── Dataset extract ──

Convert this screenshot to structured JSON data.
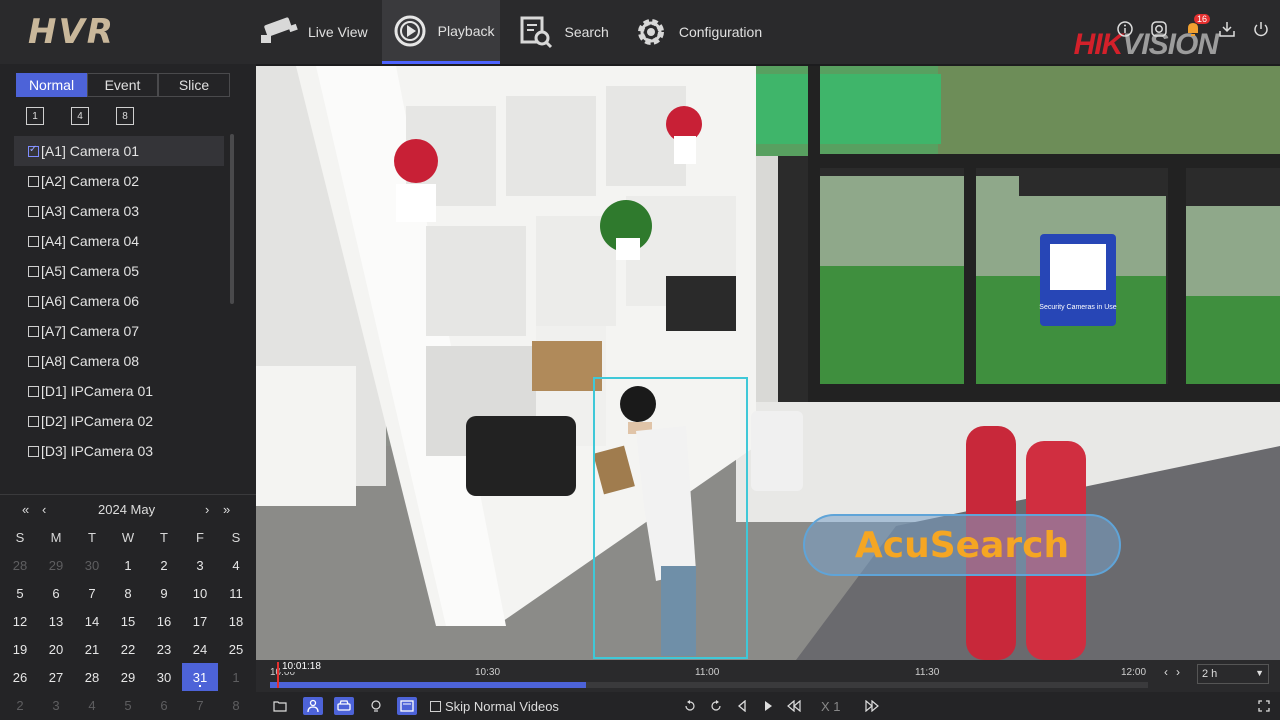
{
  "app": {
    "logo": "HVR",
    "brand_a": "HIK",
    "brand_b": "VISION",
    "notification_count": "16"
  },
  "nav": [
    {
      "label": "Live View",
      "icon": "camera-icon"
    },
    {
      "label": "Playback",
      "icon": "play-circle-icon"
    },
    {
      "label": "Search",
      "icon": "search-doc-icon"
    },
    {
      "label": "Configuration",
      "icon": "gear-icon"
    }
  ],
  "tabs": [
    "Normal",
    "Event",
    "Slice"
  ],
  "layout_buttons": [
    "1",
    "4",
    "8"
  ],
  "cameras": [
    "[A1] Camera 01",
    "[A2] Camera 02",
    "[A3] Camera 03",
    "[A4] Camera 04",
    "[A5] Camera 05",
    "[A6] Camera 06",
    "[A7] Camera 07",
    "[A8] Camera 08",
    "[D1] IPCamera 01",
    "[D2] IPCamera 02",
    "[D3] IPCamera 03"
  ],
  "calendar": {
    "title": "2024 May",
    "prev_year": "«",
    "prev_month": "‹",
    "next_month": "›",
    "next_year": "»",
    "weekdays": [
      "S",
      "M",
      "T",
      "W",
      "T",
      "F",
      "S"
    ],
    "days": [
      "28",
      "29",
      "30",
      "1",
      "2",
      "3",
      "4",
      "5",
      "6",
      "7",
      "8",
      "9",
      "10",
      "11",
      "12",
      "13",
      "14",
      "15",
      "16",
      "17",
      "18",
      "19",
      "20",
      "21",
      "22",
      "23",
      "24",
      "25",
      "26",
      "27",
      "28",
      "29",
      "30",
      "31",
      "1",
      "2",
      "3",
      "4",
      "5",
      "6",
      "7",
      "8"
    ],
    "selected": "31"
  },
  "video": {
    "overlay_text": "AcuSearch",
    "sign_text": "Security Cameras in Use"
  },
  "timeline": {
    "current_time": "10:01:18",
    "labels": [
      "10:00",
      "10:30",
      "11:00",
      "11:30",
      "12:00"
    ],
    "zoom": "2 h",
    "progress": 0.36
  },
  "toolbar": {
    "skip_label": "Skip Normal Videos",
    "speed": "X 1"
  },
  "colors": {
    "accent": "#4d63d8",
    "detection_box": "#3fc8d8",
    "acusearch_text": "#f5a623",
    "brand_red": "#d3202a"
  }
}
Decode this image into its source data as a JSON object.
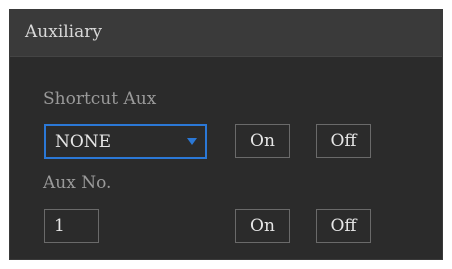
{
  "window": {
    "title": "Auxiliary"
  },
  "shortcut_aux": {
    "label": "Shortcut Aux",
    "selected": "NONE",
    "on_label": "On",
    "off_label": "Off"
  },
  "aux_no": {
    "label": "Aux No.",
    "value": "1",
    "on_label": "On",
    "off_label": "Off"
  },
  "colors": {
    "accent": "#2b78d6",
    "panel_bg": "#2b2b2b",
    "titlebar_bg": "#3a3a3a"
  },
  "icons": {
    "dropdown": "chevron-down-icon"
  }
}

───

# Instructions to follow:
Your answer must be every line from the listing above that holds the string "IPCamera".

# Reply to the task:
    "[D1] IPCamera 01",
    "[D2] IPCamera 02",
    "[D3] IPCamera 03"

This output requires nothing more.